Both IVD aluminum and cadmium are soft coatings that are not particularly well suited for erosion resistance when used alone. IVD aluminum outperforms vacuum-applied cadmium in resisting abrasive forces and diffused nickel-cadmium when subjected to an erosion/corrosion environment. Economically, IVD aluminum can be applied thicker than cadmium and, therefore, is more abrasion resistant than cadmium. Also IVD aluminum is well suited to accepting topcoats of abrasion-resistant materials.

The corrosion resistance performance of IVD aluminum has been compared to the various cadmium processes on alloy steel substrates. The comparisons have been made using neutral salt fog, acidic salt fog or outdoor environmental exposure.
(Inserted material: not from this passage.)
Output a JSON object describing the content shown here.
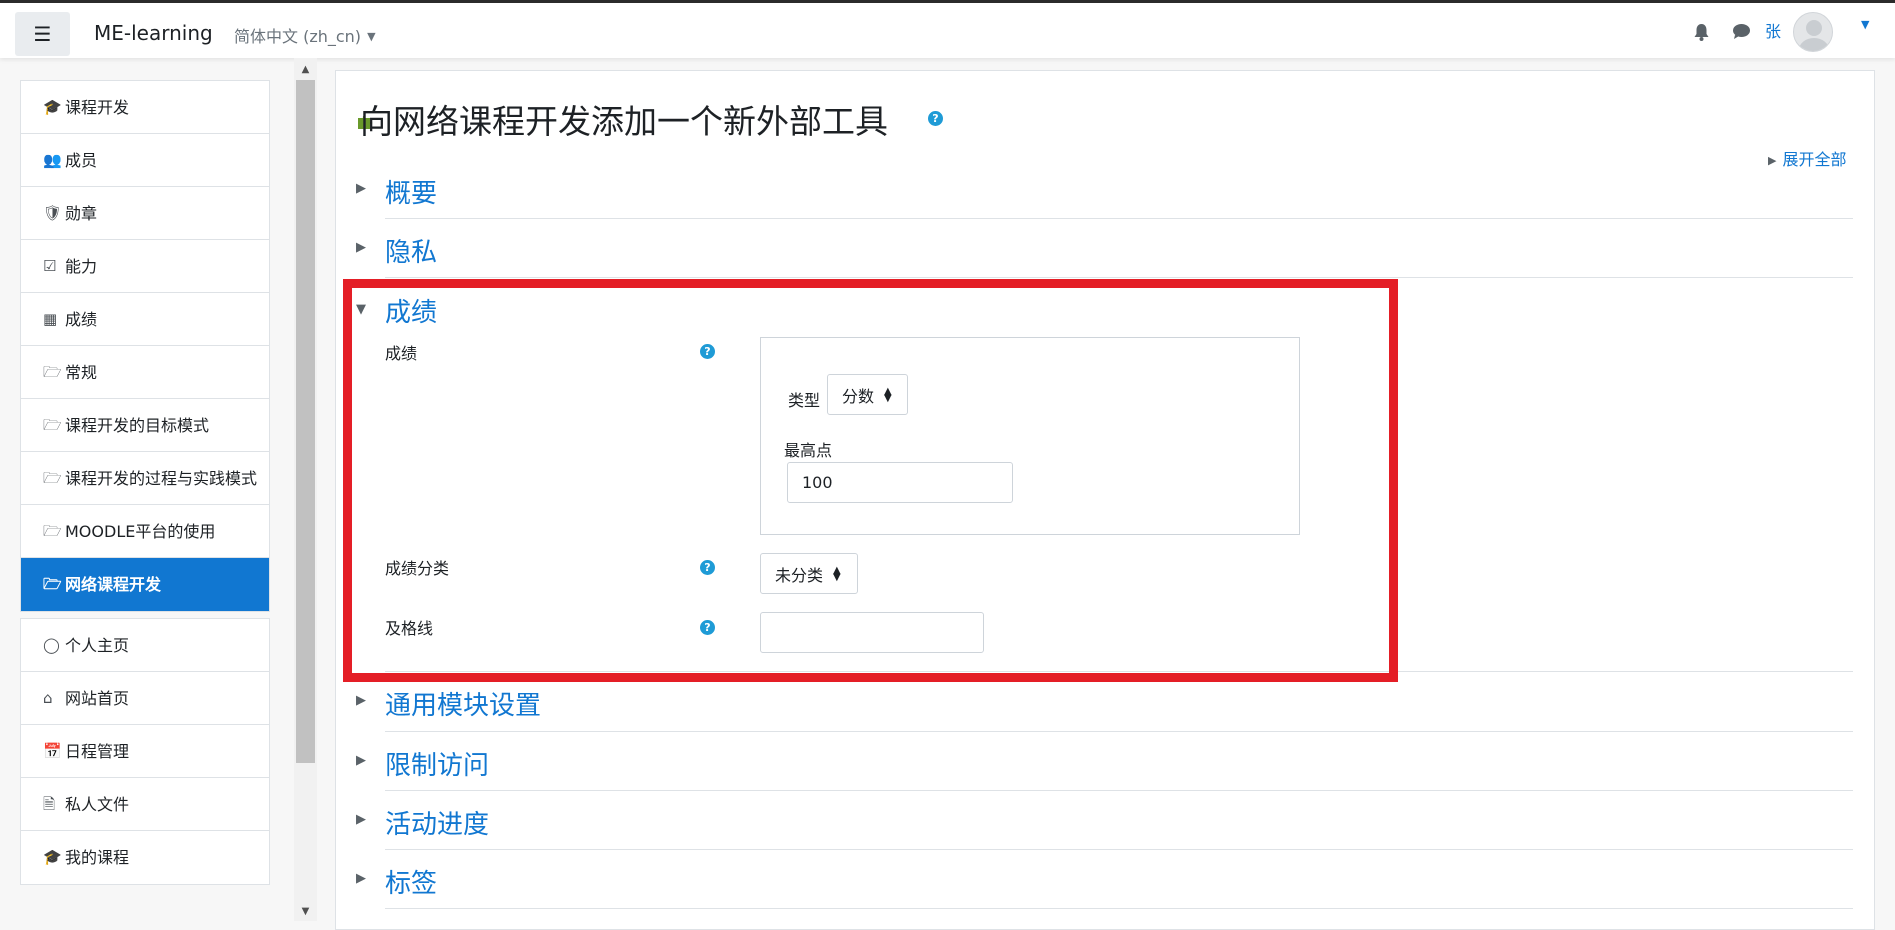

The testing led to the conclusion that IVD aluminum can replace all cadmium processes without exception (Tables II and III).

TABLE II -- Comparative Corrosion Resistance Performance
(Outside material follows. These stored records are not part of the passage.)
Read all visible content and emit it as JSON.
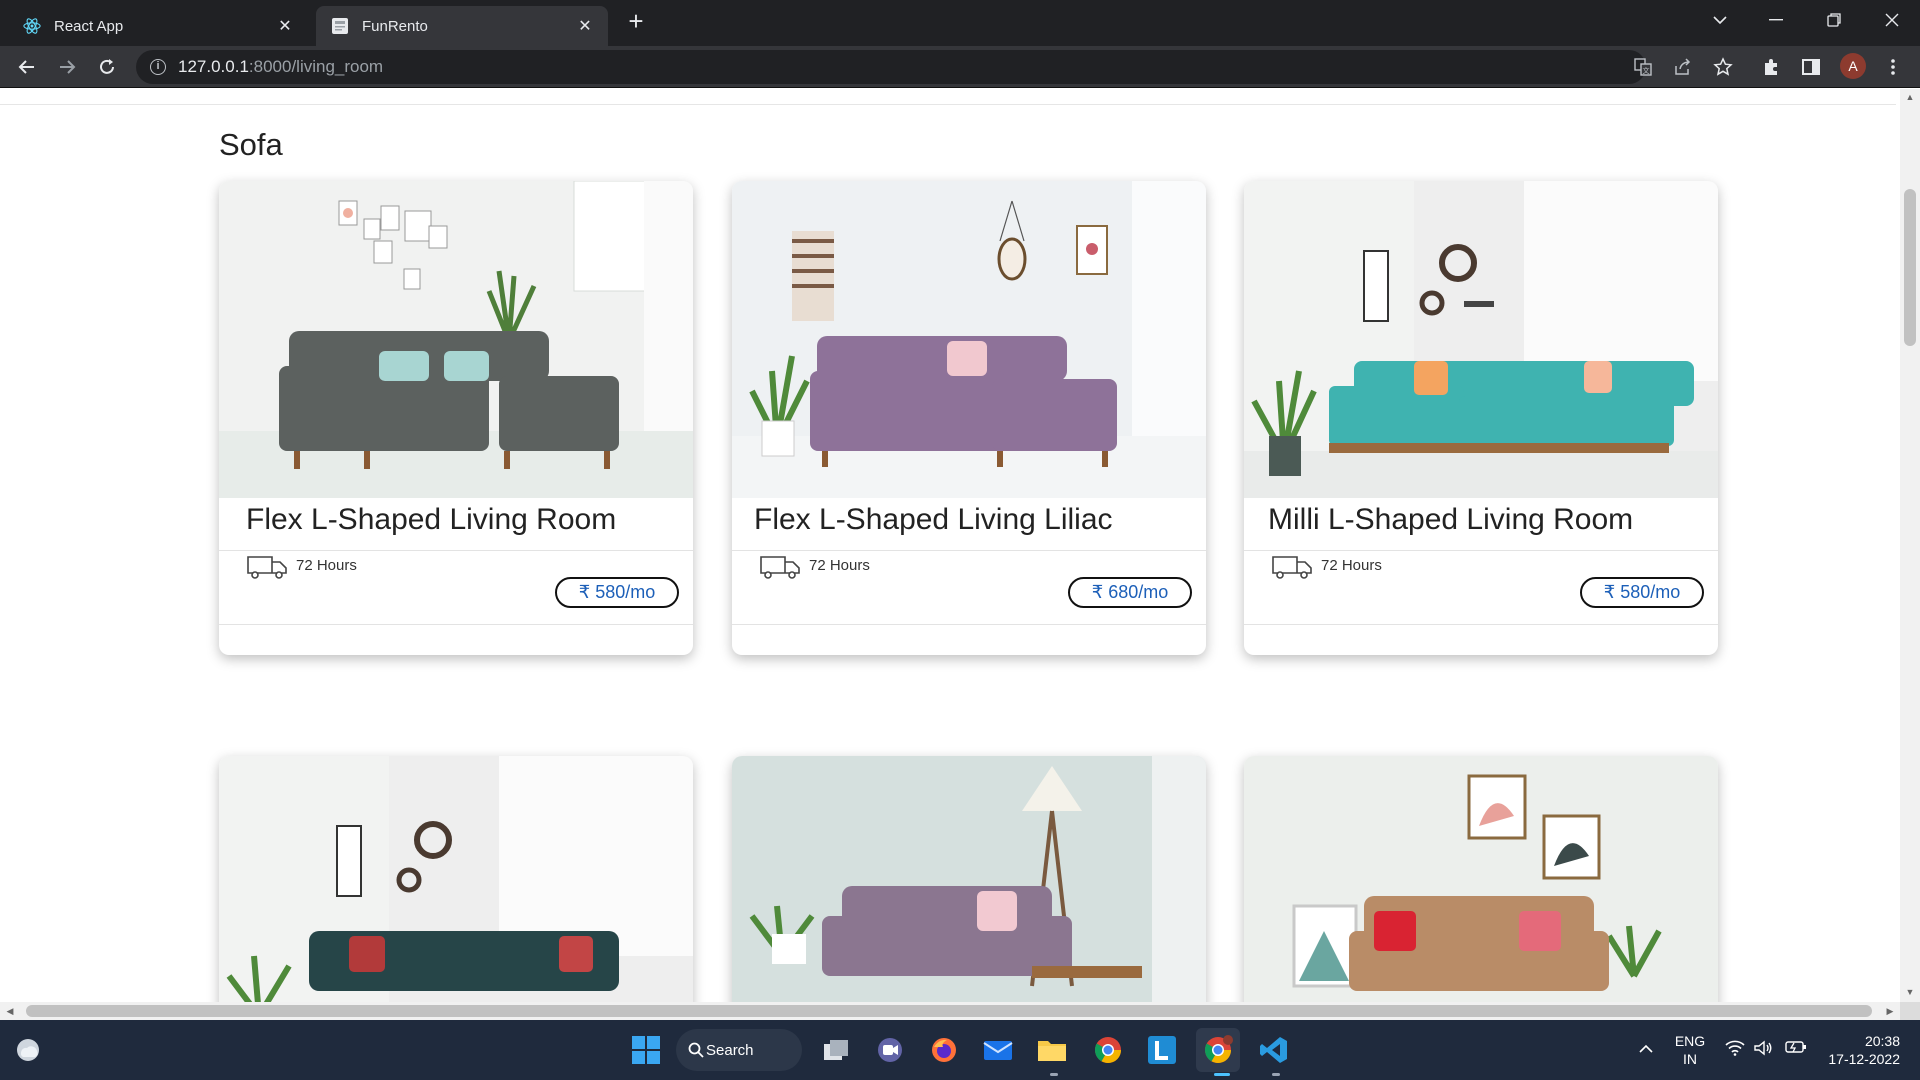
{
  "browser": {
    "tabs": [
      {
        "title": "React App",
        "favicon": "react-logo-icon",
        "active": false
      },
      {
        "title": "FunRento",
        "favicon": "page-icon",
        "active": true
      }
    ],
    "new_tab_label": "+",
    "address": {
      "host": "127.0.0.1",
      "path": ":8000/living_room"
    },
    "profile_initial": "A"
  },
  "page": {
    "section_title": "Sofa",
    "products": [
      {
        "name": "Flex L-Shaped Living Room",
        "delivery": "72 Hours",
        "price": "₹ 580/mo",
        "sofa_color": "#5c615f"
      },
      {
        "name": "Flex L-Shaped Living Liliac",
        "delivery": "72 Hours",
        "price": "₹ 680/mo",
        "sofa_color": "#8e7299"
      },
      {
        "name": "Milli L-Shaped Living Room",
        "delivery": "72 Hours",
        "price": "₹ 580/mo",
        "sofa_color": "#3fb3b0"
      },
      {
        "sofa_color": "#264548"
      },
      {
        "sofa_color": "#8b7690"
      },
      {
        "sofa_color": "#b98c67"
      }
    ]
  },
  "taskbar": {
    "search_label": "Search",
    "language": "ENG",
    "region": "IN",
    "time": "20:38",
    "date": "17-12-2022"
  },
  "colors": {
    "price_text": "#1c5fb8",
    "chrome_dark": "#202124",
    "chrome_toolbar": "#35363a",
    "taskbar_bg": "#1f2a3d"
  }
}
Environment IVD
Neutral Salt Fog Good Excellent Good Good Good
Sodium Dioxide Fog Excellent Poor Poor Poor Poor
Outdoor Exposures Excellent Good Fair/Good Fair/Good Fair/Good

TABLE III -- IVD Aluminum Compared to Electroplated Cadmium
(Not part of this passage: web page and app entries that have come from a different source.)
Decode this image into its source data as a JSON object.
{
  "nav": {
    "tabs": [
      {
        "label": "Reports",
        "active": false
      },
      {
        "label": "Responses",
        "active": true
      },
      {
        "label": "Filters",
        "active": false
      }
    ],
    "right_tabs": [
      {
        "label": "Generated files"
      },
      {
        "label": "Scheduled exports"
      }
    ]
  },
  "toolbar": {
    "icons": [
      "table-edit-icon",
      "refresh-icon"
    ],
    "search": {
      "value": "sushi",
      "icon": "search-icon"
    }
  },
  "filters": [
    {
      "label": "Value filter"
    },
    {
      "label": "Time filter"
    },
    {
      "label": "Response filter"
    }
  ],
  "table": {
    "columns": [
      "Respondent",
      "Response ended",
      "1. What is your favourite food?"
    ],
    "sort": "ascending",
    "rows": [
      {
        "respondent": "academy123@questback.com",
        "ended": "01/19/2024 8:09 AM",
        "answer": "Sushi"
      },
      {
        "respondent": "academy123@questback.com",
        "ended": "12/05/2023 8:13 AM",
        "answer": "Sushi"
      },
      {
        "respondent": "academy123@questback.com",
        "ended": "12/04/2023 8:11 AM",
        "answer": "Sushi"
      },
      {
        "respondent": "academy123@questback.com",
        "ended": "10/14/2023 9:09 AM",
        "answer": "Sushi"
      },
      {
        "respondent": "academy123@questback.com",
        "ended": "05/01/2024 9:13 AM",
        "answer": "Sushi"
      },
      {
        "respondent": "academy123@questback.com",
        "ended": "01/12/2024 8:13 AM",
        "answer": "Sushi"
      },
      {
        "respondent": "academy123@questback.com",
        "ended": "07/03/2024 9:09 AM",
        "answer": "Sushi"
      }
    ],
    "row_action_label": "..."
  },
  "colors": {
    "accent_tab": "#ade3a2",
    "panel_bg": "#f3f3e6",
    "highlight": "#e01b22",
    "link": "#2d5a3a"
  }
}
Relative Protection by Fastener Finish

Environment Steel Fastener Aluminum Countersink
5 pct Neutral Salt Fog Cadmium Best IVD Aluminum Best
Sodium Dioxide Salt Fog IVD Aluminum Best IVD Aluminum Best
Industrial Outdoor IVD Aluminum Best IVD Aluminum Best

IVD aluminum on steel provides excellent "sacrificial" corrosion resistance without detriment to the strength levels of high-strength steel alloys. The absence of hydrogen embrittlement and stress corrosion cracking in these materials result in lower cost processing and higher usable strength levels.

IVD aluminum on heat and corrosion-resistant alloys. Historically, cadmium or nickel-cadmium deposited on Inconel, 300 and 400 series stainless steels, and the precipitation-hardening grades receive a nickel strike to prevent the substrate from attack during plating. A readily applied IVD aluminum coating provides galvanic protection for these alloys when used in structural applications.

The coatings can be used to provide oxidization and sulfur resistance up to 925F as coated and extremely high temperature resistance if diffused to form nickel and/or cobalt aluminides.

IVD aluminum on magnesium. IVD aluminum applied to a magnesium substrate can be used to replace anodic and conversion-type coatings as a pretreatment for paint or solid-film lubricants. This application maybe useful in overhaul situations where magnesium parts may be assembled with other materials.

IVD aluminum on aluminum alloys. The application of an IVD aluminum coating on aluminum-alloy components improves the corrosion performance of the part and eliminates the need for an anodizing treatment. The fact that the part need not be anodized allows for full use of the fatigue strength of the material.

The development of microcrystalline (rapid solidification) aluminum-based alloys for high-strength engineering performance has been restricted due to the inability to provide adequate wear and corrosion resistance using traditional finishing techniques such as hard anodizing. The high-alloying-element content in these materials leaves little pure aluminum available, since a coating allows the part to be treated as a pure aluminum product that readily accepts anodic or conversion finishes.

IVD aluminum is able to replace anodizing on aluminum alloys in situations where electrical continuity or bond is required. This eliminates the need for "jumper" connections across anodized fittings.

IVD aluminum on powdered metals. Traditionally, sintered (powdered) metals have been a problem because they tend to absorb chemicals during wet processing. IVD aluminum, being vacuum applied, allows operators to deposit a uniform protective coating without entrapping fluids beneath the coating.

IVD aluminum on bi-metallics. Dual material components requiring corrosion protection while retaining their individual material properties are readily coated using IVD. The coating is not substrate sensitive, allowing for application over brazed connections.

The use of IVD aluminum is expanding from its traditional base. It provides solutions to engineering problems in fields as diverse as non-metallics and ceramics while helping to minimize pollution in the finishing industry.